(Exercise aim) In the entries, find all lines that hold the word "value" and copy them.
------------------------------------
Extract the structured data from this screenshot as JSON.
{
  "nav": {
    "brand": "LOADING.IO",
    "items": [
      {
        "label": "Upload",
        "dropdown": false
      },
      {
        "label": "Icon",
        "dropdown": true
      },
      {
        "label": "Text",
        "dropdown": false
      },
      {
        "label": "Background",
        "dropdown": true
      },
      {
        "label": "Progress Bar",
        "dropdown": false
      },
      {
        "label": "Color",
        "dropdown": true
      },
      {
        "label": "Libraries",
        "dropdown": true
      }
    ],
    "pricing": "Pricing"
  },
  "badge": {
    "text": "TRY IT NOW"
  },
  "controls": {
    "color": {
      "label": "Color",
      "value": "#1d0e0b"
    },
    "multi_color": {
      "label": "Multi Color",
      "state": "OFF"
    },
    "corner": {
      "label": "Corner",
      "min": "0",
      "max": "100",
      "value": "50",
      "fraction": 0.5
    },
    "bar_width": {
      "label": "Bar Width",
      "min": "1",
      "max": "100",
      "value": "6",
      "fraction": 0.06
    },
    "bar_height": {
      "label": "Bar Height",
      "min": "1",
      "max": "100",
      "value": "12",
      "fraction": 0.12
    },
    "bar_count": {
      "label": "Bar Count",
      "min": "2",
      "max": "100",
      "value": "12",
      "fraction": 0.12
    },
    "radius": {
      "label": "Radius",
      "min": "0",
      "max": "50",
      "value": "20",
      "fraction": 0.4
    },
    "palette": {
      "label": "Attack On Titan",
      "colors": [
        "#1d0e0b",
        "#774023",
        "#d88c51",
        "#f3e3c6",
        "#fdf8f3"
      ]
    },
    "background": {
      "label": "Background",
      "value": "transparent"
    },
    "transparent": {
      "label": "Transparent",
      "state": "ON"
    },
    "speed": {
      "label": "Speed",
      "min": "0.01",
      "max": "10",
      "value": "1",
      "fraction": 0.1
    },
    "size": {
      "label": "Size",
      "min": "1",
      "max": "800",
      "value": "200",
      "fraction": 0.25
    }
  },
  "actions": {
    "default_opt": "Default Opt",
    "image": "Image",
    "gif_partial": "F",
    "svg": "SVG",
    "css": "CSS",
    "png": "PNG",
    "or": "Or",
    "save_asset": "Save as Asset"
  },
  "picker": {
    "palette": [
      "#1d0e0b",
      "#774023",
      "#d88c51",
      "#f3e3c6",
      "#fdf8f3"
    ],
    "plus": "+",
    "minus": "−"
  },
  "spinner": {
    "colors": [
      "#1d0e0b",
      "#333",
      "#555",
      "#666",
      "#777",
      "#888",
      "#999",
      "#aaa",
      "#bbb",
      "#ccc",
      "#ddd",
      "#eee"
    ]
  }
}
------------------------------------
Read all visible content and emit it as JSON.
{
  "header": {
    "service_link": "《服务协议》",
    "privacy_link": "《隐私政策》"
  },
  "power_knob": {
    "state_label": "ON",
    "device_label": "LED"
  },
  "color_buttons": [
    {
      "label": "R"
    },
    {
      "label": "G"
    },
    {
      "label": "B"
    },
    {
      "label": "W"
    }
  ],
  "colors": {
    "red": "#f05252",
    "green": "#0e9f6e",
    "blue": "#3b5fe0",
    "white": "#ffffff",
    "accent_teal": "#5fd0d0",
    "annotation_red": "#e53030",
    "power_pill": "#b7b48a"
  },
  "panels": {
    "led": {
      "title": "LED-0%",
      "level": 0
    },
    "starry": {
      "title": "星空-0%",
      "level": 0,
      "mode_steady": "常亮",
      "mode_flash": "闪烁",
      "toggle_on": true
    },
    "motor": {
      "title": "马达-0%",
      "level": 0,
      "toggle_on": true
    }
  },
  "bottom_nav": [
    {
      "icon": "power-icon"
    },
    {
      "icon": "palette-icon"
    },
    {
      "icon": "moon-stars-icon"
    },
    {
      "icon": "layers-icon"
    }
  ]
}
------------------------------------
(Result for this exercise)
      "value": "#1d0e0b"
      "value": "50",
      "value": "6",
      "value": "12",
      "value": "12",
      "value": "20",
      "value": "transparent"
      "value": "1",
      "value": "200",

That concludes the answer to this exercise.